Holocaust Speaker Comes to Lake Oswego

As part of the administration’s effort to address issues of race and discrimination, Jeannie Smith was invited to speak at Lake Oswego High School on Nov 16. Her message was a powerful one, telling students about her mother, Irene Opdyke’s, struggle to survive as a young, Polish girl in the Holocaust. Opdyke’s story portrayed the horrors of the aggressors, the Nazis, but also how bystanders were at fault as well. “For evil to exist all it takes is for good people to do nothing,” Smith says. “By choosing to ignore it, you help spread it.”

Smith encouraged students to speak up when they witness acts or words that victimize students, as her mother did for her Jewish friends by taking action and sheltering them. “You have no idea what one small drop of kindness will do,” said Smith.

Senior Zach Albertson commented, “It was just intense and painful, but you couldn’t help but admire her mother’s strength and love for her friends. I found Jeannie’s talk to be a reminder that our actions do matter, [and] that while the world is sometimes a terrible place it doesn’t have to be that way.”

Sophomore Emmy Markgraf agreed, saying, “What really impacted me was how these racist beliefs, despite efforts and progress over the past decades, still are very prevalent. It also struck me how these speeches unfortunately continue to be necessary in order to reaffirm the idea that these racist beliefs are terrible. I really found that I need to make a more conscious effort to dissolve the prejudices that still exist both in me and in our society.”

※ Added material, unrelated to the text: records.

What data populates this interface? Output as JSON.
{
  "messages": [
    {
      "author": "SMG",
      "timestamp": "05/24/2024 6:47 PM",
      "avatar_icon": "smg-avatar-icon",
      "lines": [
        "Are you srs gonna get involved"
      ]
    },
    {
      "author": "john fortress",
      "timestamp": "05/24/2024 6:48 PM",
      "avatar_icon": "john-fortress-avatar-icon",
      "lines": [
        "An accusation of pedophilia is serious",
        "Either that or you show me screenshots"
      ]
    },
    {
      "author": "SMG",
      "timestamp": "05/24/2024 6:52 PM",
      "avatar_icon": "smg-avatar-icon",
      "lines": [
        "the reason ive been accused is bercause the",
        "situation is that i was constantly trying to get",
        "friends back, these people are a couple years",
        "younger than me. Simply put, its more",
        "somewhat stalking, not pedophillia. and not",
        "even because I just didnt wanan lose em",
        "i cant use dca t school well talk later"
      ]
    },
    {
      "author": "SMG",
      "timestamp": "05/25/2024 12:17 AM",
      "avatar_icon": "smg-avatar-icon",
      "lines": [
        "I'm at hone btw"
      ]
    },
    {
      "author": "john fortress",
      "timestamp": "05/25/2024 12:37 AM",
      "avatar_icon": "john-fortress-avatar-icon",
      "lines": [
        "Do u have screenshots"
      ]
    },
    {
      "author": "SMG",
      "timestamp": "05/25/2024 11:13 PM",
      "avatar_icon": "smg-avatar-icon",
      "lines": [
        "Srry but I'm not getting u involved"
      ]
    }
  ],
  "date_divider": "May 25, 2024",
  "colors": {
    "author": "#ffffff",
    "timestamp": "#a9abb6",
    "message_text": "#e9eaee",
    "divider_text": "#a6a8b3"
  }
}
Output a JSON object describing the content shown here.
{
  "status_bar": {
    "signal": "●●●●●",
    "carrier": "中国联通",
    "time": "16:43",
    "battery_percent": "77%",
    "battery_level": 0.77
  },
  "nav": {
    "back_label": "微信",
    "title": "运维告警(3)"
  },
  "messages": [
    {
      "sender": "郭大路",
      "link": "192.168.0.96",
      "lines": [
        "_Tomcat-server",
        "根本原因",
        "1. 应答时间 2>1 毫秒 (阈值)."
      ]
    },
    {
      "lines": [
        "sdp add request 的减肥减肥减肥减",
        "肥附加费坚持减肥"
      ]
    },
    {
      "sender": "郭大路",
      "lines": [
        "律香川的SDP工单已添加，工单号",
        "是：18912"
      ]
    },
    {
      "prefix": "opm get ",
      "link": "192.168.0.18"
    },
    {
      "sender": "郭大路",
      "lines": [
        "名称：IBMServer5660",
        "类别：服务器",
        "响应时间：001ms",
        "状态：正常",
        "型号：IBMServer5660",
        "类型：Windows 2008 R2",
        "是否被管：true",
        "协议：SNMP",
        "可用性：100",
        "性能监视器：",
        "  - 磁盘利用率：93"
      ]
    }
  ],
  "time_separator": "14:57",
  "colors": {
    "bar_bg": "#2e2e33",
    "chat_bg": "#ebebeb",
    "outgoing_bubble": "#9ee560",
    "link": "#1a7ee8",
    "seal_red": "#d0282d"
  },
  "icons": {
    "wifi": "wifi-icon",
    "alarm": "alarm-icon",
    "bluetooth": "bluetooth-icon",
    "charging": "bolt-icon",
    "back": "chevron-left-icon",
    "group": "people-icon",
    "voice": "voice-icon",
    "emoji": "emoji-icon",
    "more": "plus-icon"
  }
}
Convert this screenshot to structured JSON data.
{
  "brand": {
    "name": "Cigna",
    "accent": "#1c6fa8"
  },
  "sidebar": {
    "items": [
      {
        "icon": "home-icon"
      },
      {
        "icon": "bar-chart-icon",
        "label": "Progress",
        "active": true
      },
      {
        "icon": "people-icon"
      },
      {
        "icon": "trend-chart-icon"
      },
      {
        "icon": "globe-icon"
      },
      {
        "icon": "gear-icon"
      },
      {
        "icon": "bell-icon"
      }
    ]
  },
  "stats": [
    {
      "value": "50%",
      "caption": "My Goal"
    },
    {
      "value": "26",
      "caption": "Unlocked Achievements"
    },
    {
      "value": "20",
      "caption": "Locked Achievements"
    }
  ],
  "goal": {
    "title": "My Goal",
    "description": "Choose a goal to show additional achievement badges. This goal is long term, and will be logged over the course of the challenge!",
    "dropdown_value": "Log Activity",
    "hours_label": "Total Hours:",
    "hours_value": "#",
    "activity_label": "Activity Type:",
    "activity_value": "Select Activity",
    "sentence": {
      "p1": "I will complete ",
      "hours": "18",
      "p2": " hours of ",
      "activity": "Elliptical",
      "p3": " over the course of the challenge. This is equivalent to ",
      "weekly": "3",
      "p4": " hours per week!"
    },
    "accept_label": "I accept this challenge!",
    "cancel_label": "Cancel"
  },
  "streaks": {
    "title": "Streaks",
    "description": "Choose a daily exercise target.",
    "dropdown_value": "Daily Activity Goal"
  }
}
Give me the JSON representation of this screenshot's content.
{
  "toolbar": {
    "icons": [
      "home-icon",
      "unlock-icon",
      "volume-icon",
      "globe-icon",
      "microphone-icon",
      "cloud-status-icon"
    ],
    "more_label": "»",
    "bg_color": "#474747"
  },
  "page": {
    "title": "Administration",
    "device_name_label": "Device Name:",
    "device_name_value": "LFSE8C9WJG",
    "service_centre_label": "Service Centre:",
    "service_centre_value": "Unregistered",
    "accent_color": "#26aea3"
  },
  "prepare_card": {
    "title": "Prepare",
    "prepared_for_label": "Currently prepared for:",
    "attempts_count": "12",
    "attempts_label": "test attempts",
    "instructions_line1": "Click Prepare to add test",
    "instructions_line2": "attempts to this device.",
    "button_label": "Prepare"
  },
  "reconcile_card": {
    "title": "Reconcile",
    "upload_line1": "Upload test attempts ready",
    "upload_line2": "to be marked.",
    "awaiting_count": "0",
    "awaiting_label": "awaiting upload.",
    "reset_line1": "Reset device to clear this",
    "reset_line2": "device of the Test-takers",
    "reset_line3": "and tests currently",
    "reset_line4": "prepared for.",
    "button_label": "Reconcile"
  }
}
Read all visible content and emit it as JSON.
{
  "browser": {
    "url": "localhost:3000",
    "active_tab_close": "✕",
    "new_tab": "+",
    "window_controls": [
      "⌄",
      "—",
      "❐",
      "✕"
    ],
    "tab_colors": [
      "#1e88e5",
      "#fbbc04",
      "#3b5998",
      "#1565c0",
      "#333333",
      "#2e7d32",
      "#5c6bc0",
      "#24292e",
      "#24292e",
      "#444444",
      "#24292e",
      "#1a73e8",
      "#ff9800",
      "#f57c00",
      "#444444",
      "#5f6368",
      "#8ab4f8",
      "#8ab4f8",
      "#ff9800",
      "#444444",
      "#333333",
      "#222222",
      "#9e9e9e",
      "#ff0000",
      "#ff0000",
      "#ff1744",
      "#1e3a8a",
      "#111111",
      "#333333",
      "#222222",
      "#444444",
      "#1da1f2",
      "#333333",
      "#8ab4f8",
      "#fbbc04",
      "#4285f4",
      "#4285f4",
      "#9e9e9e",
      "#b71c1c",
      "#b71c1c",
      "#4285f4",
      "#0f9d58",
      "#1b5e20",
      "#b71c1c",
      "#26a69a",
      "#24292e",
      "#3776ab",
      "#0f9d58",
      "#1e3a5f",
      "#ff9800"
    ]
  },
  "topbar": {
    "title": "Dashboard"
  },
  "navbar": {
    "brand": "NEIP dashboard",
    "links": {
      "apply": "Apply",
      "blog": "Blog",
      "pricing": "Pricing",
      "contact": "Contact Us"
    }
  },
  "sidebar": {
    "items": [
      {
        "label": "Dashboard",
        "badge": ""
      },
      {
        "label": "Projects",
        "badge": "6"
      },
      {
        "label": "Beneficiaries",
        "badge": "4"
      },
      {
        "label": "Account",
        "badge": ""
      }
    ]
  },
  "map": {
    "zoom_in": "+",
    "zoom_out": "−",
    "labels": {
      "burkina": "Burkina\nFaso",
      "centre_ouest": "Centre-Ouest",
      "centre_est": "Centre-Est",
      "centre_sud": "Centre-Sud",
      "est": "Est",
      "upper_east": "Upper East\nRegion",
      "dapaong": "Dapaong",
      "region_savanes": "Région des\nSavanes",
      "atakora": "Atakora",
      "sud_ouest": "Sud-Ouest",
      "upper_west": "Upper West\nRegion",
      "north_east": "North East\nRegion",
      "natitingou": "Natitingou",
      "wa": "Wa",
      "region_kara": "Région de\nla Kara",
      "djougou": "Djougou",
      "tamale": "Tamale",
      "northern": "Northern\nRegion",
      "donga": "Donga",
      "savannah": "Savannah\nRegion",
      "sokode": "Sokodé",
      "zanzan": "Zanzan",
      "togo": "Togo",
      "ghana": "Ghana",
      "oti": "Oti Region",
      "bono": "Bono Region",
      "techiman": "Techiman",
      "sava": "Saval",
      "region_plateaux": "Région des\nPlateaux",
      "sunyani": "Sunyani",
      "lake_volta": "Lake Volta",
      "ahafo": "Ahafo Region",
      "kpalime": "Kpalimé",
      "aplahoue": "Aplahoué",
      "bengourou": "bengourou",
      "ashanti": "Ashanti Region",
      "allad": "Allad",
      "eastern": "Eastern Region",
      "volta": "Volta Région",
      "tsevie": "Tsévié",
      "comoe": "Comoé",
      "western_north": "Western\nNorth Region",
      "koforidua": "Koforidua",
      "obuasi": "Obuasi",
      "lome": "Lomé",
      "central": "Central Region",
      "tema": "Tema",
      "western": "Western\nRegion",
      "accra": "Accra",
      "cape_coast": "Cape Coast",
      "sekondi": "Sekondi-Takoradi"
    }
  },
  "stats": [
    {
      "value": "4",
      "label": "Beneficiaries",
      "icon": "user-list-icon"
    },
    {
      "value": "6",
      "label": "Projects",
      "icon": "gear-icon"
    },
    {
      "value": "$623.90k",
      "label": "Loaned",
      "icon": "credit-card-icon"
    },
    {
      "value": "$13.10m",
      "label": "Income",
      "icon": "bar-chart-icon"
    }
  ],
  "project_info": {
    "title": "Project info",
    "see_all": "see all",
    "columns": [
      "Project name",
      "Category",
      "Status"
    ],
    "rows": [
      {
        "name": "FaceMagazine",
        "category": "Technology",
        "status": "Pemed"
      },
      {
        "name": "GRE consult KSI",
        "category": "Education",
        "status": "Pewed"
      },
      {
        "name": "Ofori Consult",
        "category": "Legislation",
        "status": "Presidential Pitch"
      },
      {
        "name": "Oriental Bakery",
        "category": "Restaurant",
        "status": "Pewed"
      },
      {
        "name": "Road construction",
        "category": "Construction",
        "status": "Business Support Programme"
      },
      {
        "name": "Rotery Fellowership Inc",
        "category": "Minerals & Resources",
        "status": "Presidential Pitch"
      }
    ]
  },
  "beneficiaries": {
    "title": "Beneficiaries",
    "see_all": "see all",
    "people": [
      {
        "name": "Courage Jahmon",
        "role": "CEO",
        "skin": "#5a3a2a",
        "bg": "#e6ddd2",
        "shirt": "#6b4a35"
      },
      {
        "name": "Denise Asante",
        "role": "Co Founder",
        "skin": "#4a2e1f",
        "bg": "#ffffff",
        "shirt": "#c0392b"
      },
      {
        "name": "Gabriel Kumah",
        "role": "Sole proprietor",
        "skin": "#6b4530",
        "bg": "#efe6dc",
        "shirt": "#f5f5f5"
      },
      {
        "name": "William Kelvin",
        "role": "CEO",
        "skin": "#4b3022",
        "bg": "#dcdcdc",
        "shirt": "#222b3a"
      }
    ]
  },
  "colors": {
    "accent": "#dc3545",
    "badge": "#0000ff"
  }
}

Jeannie Smith is part of a new generation of Holocaust Speakers who share the experiences of their parents. Smith is also a member and speaker for the Oregon & Washington Holocaust Speakers Bureau, the Anti-Defamation League’s Bearing Witness Program and a national speaker for the Jewish Federation of North America. She speaks at schools, churches, clubs, camps and other various organizations across the US, Canada and UK to share her mother’s story. Her speech is now a tribute to her mother’s actions during the Holocaust that saved so many other lives. Opdyke was honored as the Righteous Among the Nations by Yad Vashem. She also published an autobiography in 1999 titled In My Hands: Memories of a Holocaust Rescuer. A play titled Irena’s Vow opened on Broadway in 2009 in remembrance of Opdyke’s story and Katy Carr, a British songwriter, released a song inspired by Opdyke called Mala Little Flower. Opdyke’s action have left a strong legacy and a resonating message which Smith was able to bring to Lake Oswego High School.